- Work order -
Scan the records below for the string "value" and return every line where it appears.

======== Raw data ========

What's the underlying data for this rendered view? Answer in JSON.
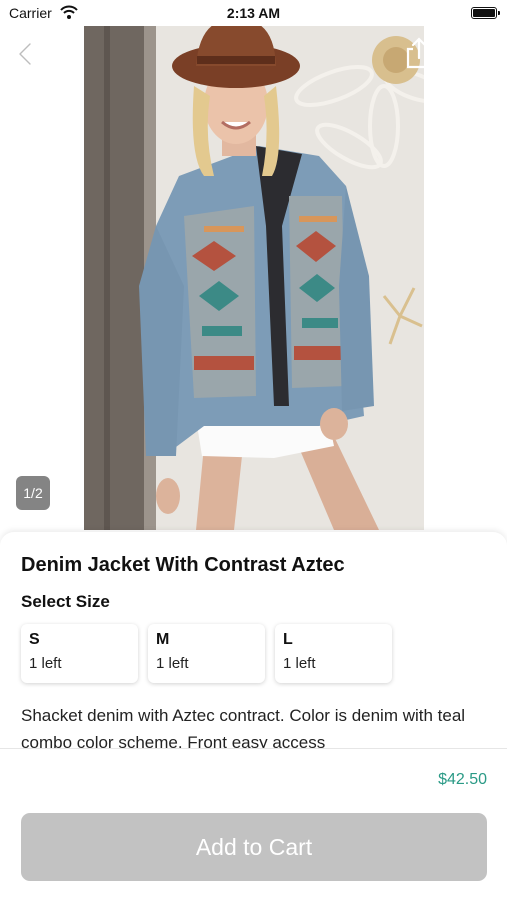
{
  "status_bar": {
    "carrier": "Carrier",
    "time": "2:13 AM",
    "battery_level": 1.0
  },
  "nav": {
    "back_icon": "chevron-left-icon",
    "share_icon": "share-icon",
    "cart_icon": "cart-icon"
  },
  "gallery": {
    "counter": "1/2",
    "current_image": 1,
    "total_images": 2
  },
  "product": {
    "title": "Denim Jacket With Contrast Aztec",
    "size_heading": "Select Size",
    "sizes": [
      {
        "label": "S",
        "stock": "1 left"
      },
      {
        "label": "M",
        "stock": "1 left"
      },
      {
        "label": "L",
        "stock": "1 left"
      }
    ],
    "description": "Shacket denim with Aztec contract.  Color is denim with teal combo color scheme.  Front easy access"
  },
  "footer": {
    "price": "$42.50",
    "add_to_cart_label": "Add to Cart"
  },
  "colors": {
    "price": "#2a9a86",
    "button_disabled": "#c2c2c2",
    "counter_bg": "#6e6e6e"
  }
}
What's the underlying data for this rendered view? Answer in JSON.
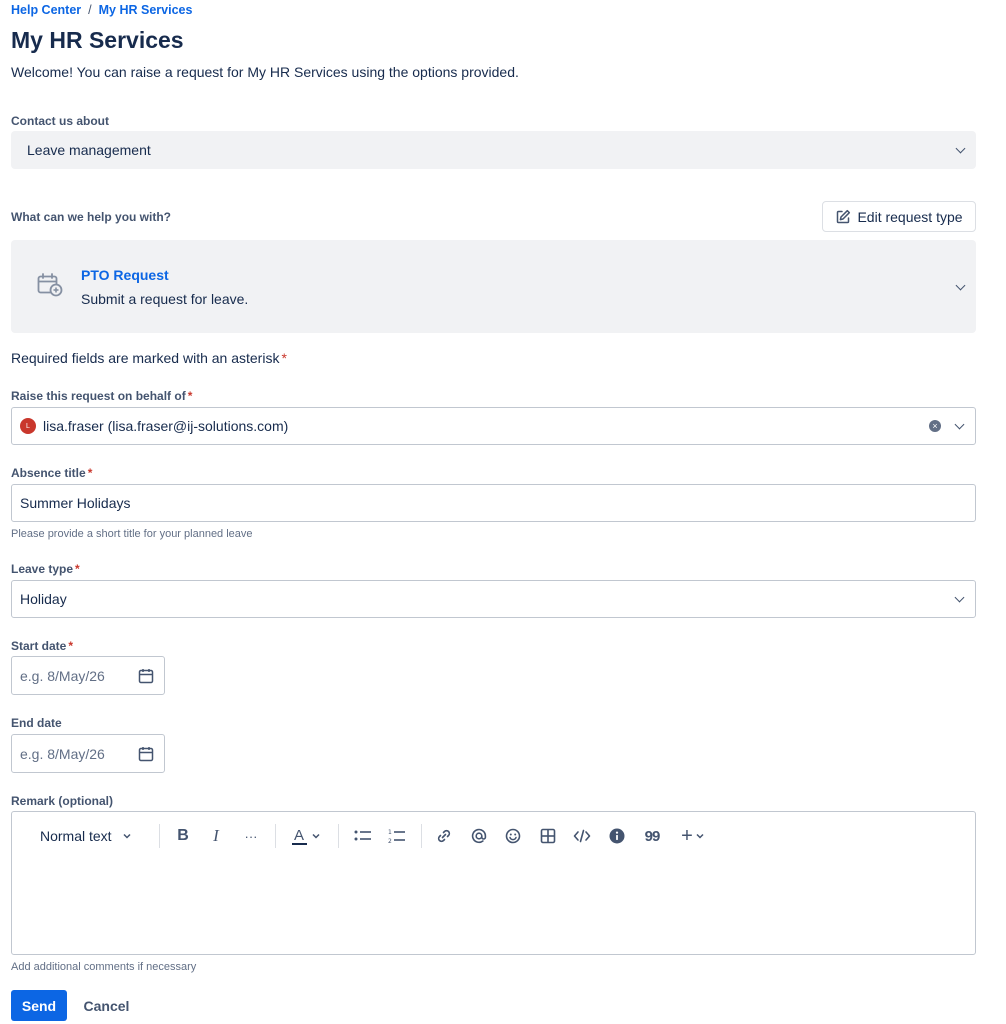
{
  "breadcrumb": {
    "home": "Help Center",
    "separator": "/",
    "current": "My HR Services"
  },
  "page": {
    "title": "My HR Services",
    "welcome": "Welcome! You can raise a request for My HR Services using the options provided."
  },
  "contact": {
    "label": "Contact us about",
    "value": "Leave management"
  },
  "help": {
    "label": "What can we help you with?",
    "edit_button": "Edit request type"
  },
  "request_type": {
    "name": "PTO Request",
    "description": "Submit a request for leave."
  },
  "required_note": {
    "text": "Required fields are marked with an asterisk",
    "asterisk": "*"
  },
  "fields": {
    "on_behalf": {
      "label": "Raise this request on behalf of",
      "asterisk": "*",
      "value": "lisa.fraser (lisa.fraser@ij-solutions.com)",
      "avatar_initial": "L"
    },
    "absence_title": {
      "label": "Absence title",
      "asterisk": "*",
      "value": "Summer Holidays",
      "helper": "Please provide a short title for your planned leave"
    },
    "leave_type": {
      "label": "Leave type",
      "asterisk": "*",
      "value": "Holiday"
    },
    "start_date": {
      "label": "Start date",
      "asterisk": "*",
      "placeholder": "e.g. 8/May/26"
    },
    "end_date": {
      "label": "End date",
      "placeholder": "e.g. 8/May/26"
    },
    "remark": {
      "label": "Remark (optional)",
      "helper": "Add additional comments if necessary"
    }
  },
  "editor_toolbar": {
    "text_style": "Normal text",
    "bold": "B",
    "italic": "I",
    "more": "···",
    "text_color": "A",
    "quote": "99",
    "insert": "+"
  },
  "actions": {
    "send": "Send",
    "cancel": "Cancel"
  },
  "colors": {
    "accent": "#0c66e4",
    "required": "#c9372c",
    "avatar": "#c9372c"
  }
}
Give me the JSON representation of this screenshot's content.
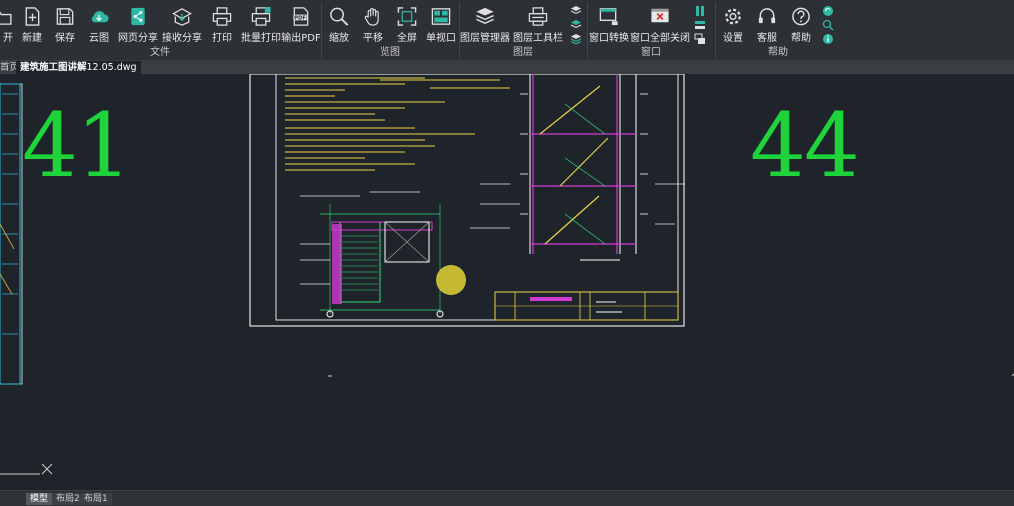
{
  "ribbon": {
    "groups": {
      "file": "文件",
      "view": "览图",
      "layer": "图层",
      "window": "窗口",
      "help": "帮助"
    },
    "tools": {
      "open": "开",
      "new": "新建",
      "save": "保存",
      "cloud": "云图",
      "web_share": "网页分享",
      "receive_share": "接收分享",
      "print": "打印",
      "batch_print": "批量打印",
      "export_pdf": "输出PDF",
      "zoom": "缩放",
      "pan": "平移",
      "fullscreen": "全屏",
      "single_window": "单视口",
      "layer_manager": "图层管理器",
      "layer_toolbar": "图层工具栏",
      "window_switch": "窗口转换",
      "close_all": "窗口全部关闭",
      "settings": "设置",
      "service": "客服",
      "help": "帮助"
    },
    "pdf_badge": "PDF"
  },
  "tabs": {
    "home": "首页",
    "file": "建筑施工图讲解",
    "file_suffix": "12.05.dwg"
  },
  "canvas": {
    "left_page_number": "41",
    "right_page_number": "44"
  },
  "layouts": {
    "model": "模型",
    "layout1": "布局1",
    "layout2": "布局2"
  },
  "colors": {
    "drawing_green": "#1fd43a",
    "ribbon_bg": "#2d3035",
    "canvas_bg": "#1f242b",
    "icon_teal": "#2fb8a4",
    "close_red": "#d9322b"
  }
}
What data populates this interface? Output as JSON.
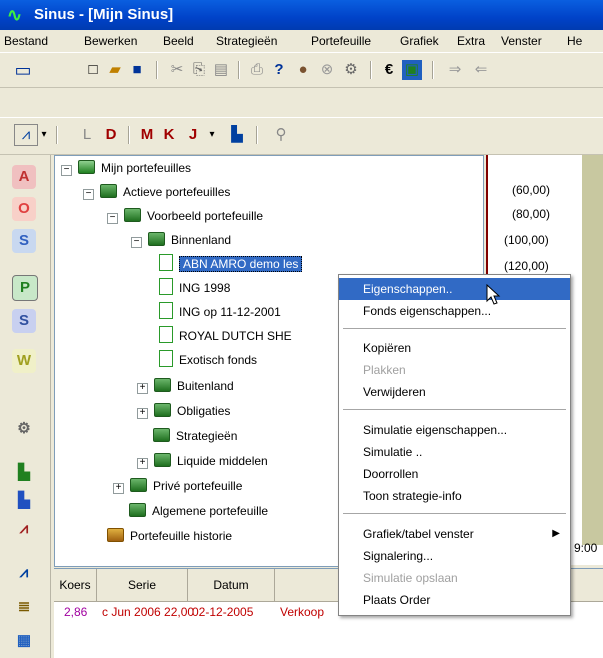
{
  "window": {
    "app_icon": "sinus-logo-icon",
    "title": "Sinus - [Mijn Sinus]"
  },
  "menu": [
    "Bestand",
    "Bewerken",
    "Beeld",
    "Strategieën",
    "Portefeuille",
    "Grafiek",
    "Extra",
    "Venster",
    "He"
  ],
  "toolbar1": {
    "buttons": [
      {
        "name": "screen-icon",
        "glyph": "▭"
      },
      {
        "name": "new-doc-icon",
        "glyph": "□"
      },
      {
        "name": "open-folder-icon",
        "glyph": "📂"
      },
      {
        "name": "save-icon",
        "glyph": "■"
      },
      {
        "name": "cut-icon",
        "glyph": "✂"
      },
      {
        "name": "copy-icon",
        "glyph": "⎘"
      },
      {
        "name": "paste-icon",
        "glyph": "📋"
      },
      {
        "name": "print-icon",
        "glyph": "⎙"
      },
      {
        "name": "help-pointer-icon",
        "glyph": "?"
      },
      {
        "name": "bear-icon",
        "glyph": "●"
      },
      {
        "name": "stop-icon",
        "glyph": "⊗"
      },
      {
        "name": "properties-icon",
        "glyph": "⚙"
      },
      {
        "name": "euro-icon",
        "glyph": "€"
      },
      {
        "name": "globe-icon",
        "glyph": "▣"
      },
      {
        "name": "forward-icon",
        "glyph": "⇒"
      },
      {
        "name": "back-icon",
        "glyph": "⇐"
      }
    ]
  },
  "toolbar2": {
    "buttons": [
      {
        "name": "chart-type-icon",
        "glyph": "⩘"
      },
      {
        "name": "dropdown-arrow-icon",
        "glyph": "▾"
      },
      {
        "name": "chart-circle-icon",
        "glyph": "L"
      },
      {
        "name": "chart-d-icon",
        "glyph": "D"
      },
      {
        "name": "chart-m-icon",
        "glyph": "M"
      },
      {
        "name": "chart-k-icon",
        "glyph": "K"
      },
      {
        "name": "chart-j-icon",
        "glyph": "J"
      },
      {
        "name": "dropdown-arrow-icon-2",
        "glyph": "▾"
      },
      {
        "name": "chart-bars-icon",
        "glyph": "▙"
      },
      {
        "name": "search-icon",
        "glyph": "⚲"
      }
    ]
  },
  "leftbar": [
    {
      "name": "app-a-icon",
      "glyph": "A",
      "bg": "#d05050"
    },
    {
      "name": "app-o-icon",
      "glyph": "O",
      "bg": "#e04040"
    },
    {
      "name": "app-s-icon",
      "glyph": "S",
      "bg": "#3070d0"
    },
    {
      "name": "app-p-icon",
      "glyph": "P",
      "bg": "#30a030"
    },
    {
      "name": "app-si-icon",
      "glyph": "S",
      "bg": "#4060b0"
    },
    {
      "name": "app-w-icon",
      "glyph": "W",
      "bg": "#c0c040"
    },
    {
      "name": "properties-side-icon",
      "glyph": "⚙",
      "bg": "#d8d5c5"
    },
    {
      "name": "chart-green-icon",
      "glyph": "▙",
      "bg": "#d8d5c5"
    },
    {
      "name": "chart-blue-icon",
      "glyph": "▙",
      "bg": "#d8d5c5"
    },
    {
      "name": "chart-signal-icon",
      "glyph": "⩘",
      "bg": "#d8d5c5"
    },
    {
      "name": "chart-line-icon",
      "glyph": "⩘",
      "bg": "#d8d5c5"
    },
    {
      "name": "ledger-icon",
      "glyph": "≣",
      "bg": "#d8d5c5"
    },
    {
      "name": "calendar-icon",
      "glyph": "▦",
      "bg": "#d8d5c5"
    }
  ],
  "tree": {
    "root": "Mijn portefeuilles",
    "active": "Actieve portefeuilles",
    "example": "Voorbeeld portefeuille",
    "binnenland": "Binnenland",
    "items": [
      "ABN AMRO demo les",
      "ING 1998",
      "ING op 11-12-2001",
      "ROYAL DUTCH SHE",
      "Exotisch fonds"
    ],
    "buitenland": "Buitenland",
    "obligaties": "Obligaties",
    "strategieen": "Strategieën",
    "liquide": "Liquide middelen",
    "prive": "Privé portefeuille",
    "algemene": "Algemene portefeuille",
    "historie": "Portefeuille historie"
  },
  "chart": {
    "ticks": [
      "(60,00)",
      "(80,00)",
      "(100,00)",
      "(120,00)"
    ],
    "time_label": "9:00"
  },
  "table": {
    "headers": [
      "Koers",
      "Serie",
      "Datum"
    ],
    "row": {
      "koers": "2,86",
      "serie": "c Jun 2006  22,00",
      "datum": "02-12-2005",
      "extra": "Verkoop"
    }
  },
  "context_menu": {
    "group1": [
      "Eigenschappen..",
      "Fonds eigenschappen..."
    ],
    "group2": [
      "Kopiëren",
      "Plakken",
      "Verwijderen"
    ],
    "group3": [
      "Simulatie eigenschappen...",
      "Simulatie ..",
      "Doorrollen",
      "Toon strategie-info"
    ],
    "group4": [
      "Grafiek/tabel venster",
      "Signalering...",
      "Simulatie opslaan",
      "Plaats Order"
    ]
  }
}
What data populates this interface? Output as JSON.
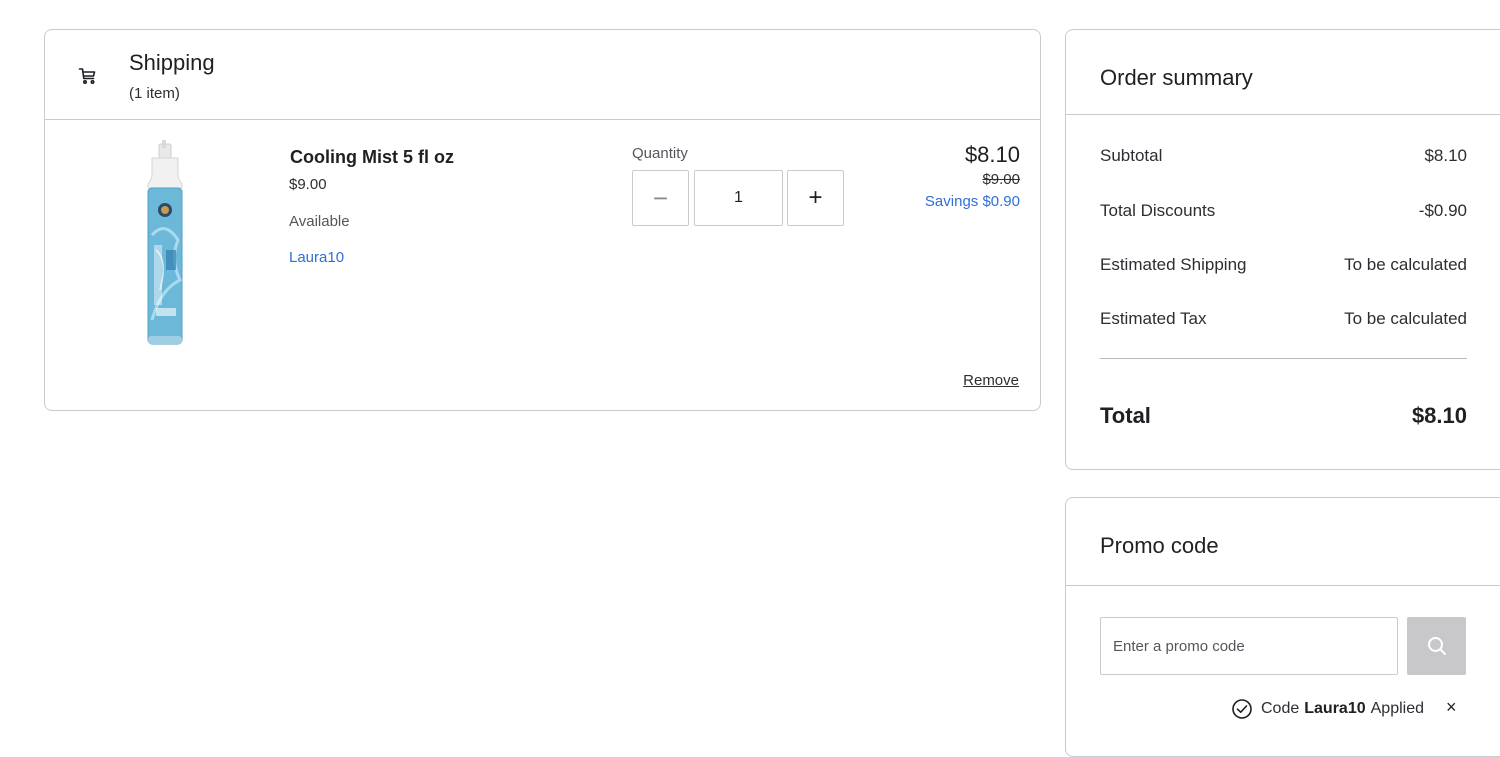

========

- Exercise answer -
    "value": "Leave management"
      "value": "lisa.fraser (lisa.fraser@ij-solutions.com)",
      "value": "Summer Holidays",
      "value": "Holiday"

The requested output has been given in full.